Indeed, while Russia's leader remains remarkably in vogue, his surrounding elite and the oligarchs have never been much liked. Targeting them would be a popular move with the Russian population at large, but targeting the wider economy may backfire.
Better-directed sanctions may—just may—have more effect, as they could also increase pressure on Putin, not so much to reverse course, which, as previously stated, seems improbable, but to make his position more uncomfortable and further limit his maneuvering freedom.
What if Putin were to be ousted?
The question then arises as to whether increasing pressure on Putin is even desirable. It's a fair question, as are the following ones: What if his position became untenable and he was forced out of office? Could there not be worse around the corner?
The answers are, of course, unknowable. There are four basic permutations: a better-behaved Putin, a worse Putin, a better-behaved replacement or a more frightening replacement. Nobody knows, but governments' inclinations are largely "better the devil you know."
There is no intellectual rationale for this, and Western inaction has consequences just as much as Western action (or sanctions) does. You can never prove an alternative history. Sanctioning Russia may prove disastrous. Or it could be a turning point for a better relationship. Putin's involuntary departure could herald worse—or it could be a new dawn.
In the absence of clear evidence, the logical approach is to abandon policies that have not worked over a period of time. What has definitely failed is the 20-year policy of drawing Russia into the wider international community without penalty if it contravenes the standards required of membership.
There are no certainties, but some clear messages would surely help: If you break club rules, there will be consequences; as long as you remain in Ukraine, sanctions will stay in force; and manifest lies about Western plots against Russia will be shown to be false. And finally, if you do decide to restart the long trek back to the (imperfect) West, we'll be your friend and help.
James Nixey is head of the Russia and Eurasia Programme at London's Chatham House, the Royal Institute of International Affairs.
CNN reaches an all-time low.
That day when CNN dissed the Russian government for working through the holidays...in the midst of an economic and geopolitical crisis
No doubt the author will be pleased to learn that the ruble has recovered its position since this article was written.
From Russia with no love:
cancels holiday vacation
26 December, 2014
Vladimir Putin delivered a lump of coal in the Kremlin's stocking this year when he announced Thursday that he has canceled holiday vacations for members of the government.
Russia's President delivered the bad news at a December 25 meeting he convened of his government, but for those thinking that his timing was merely the diabolical twist of a maniacal scrooge, Christmas is celebrated in Russia on January 7, the traditional date in the Eastern Orthodox Church.
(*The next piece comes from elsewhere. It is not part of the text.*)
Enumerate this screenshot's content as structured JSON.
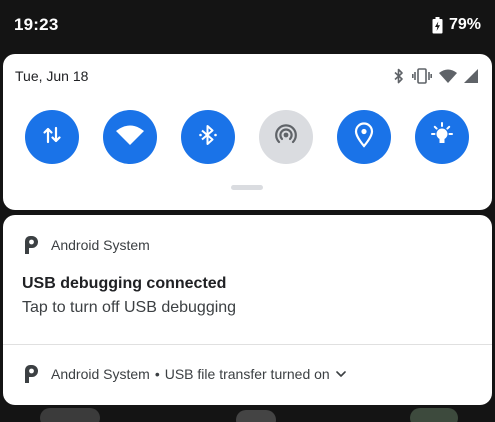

"The Government and its various structures cannot afford such extensive holidays, at least not this year," Putin told government ministers in a speech broadcast on state television. "You know what I am talking about."
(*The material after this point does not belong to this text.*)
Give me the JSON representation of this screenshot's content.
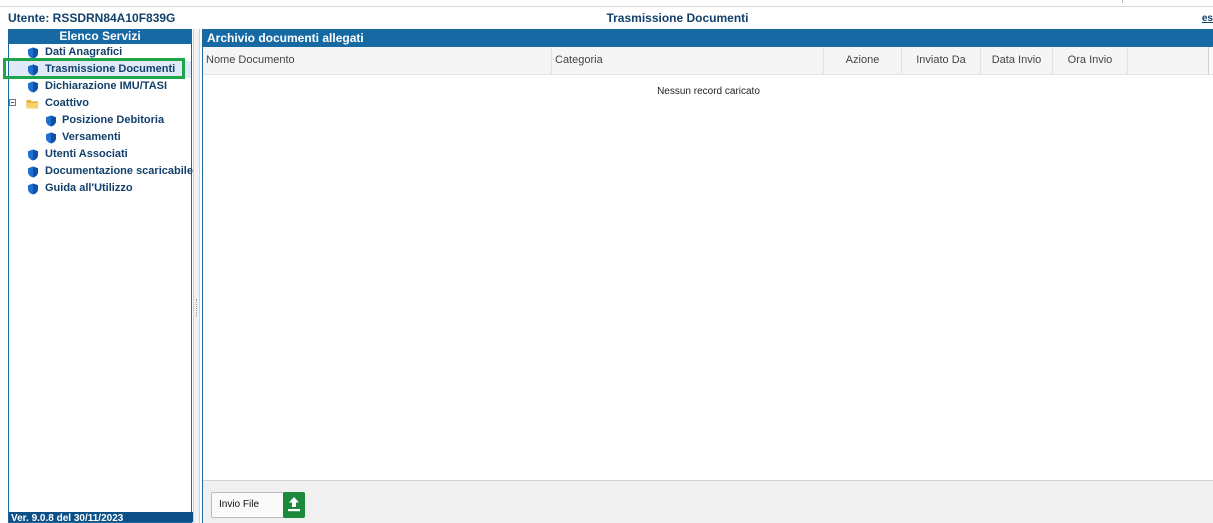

He was talking about Russia's battered economy.
"We have been making efforts to change the structure of our economy, to refine it and make it more innovative ... quite a lot has been done in this direction," he said. "However, recent events show that this is not enough."
It was a change in tone from just a week ago, when Putin largely blamed the West for Russia's woes, even suggesting a U.S.-Saudi conspiracy theory to bring down oil prices at his annual press conference.
At Thursday's meeting, however, the President admitted at least some fault
"The difficulties we have come across are not only of an external type. They are not only due to some sanctions or limitations caused by the global market situation -- they are also the result of our own shortcomings that have piled up over the years."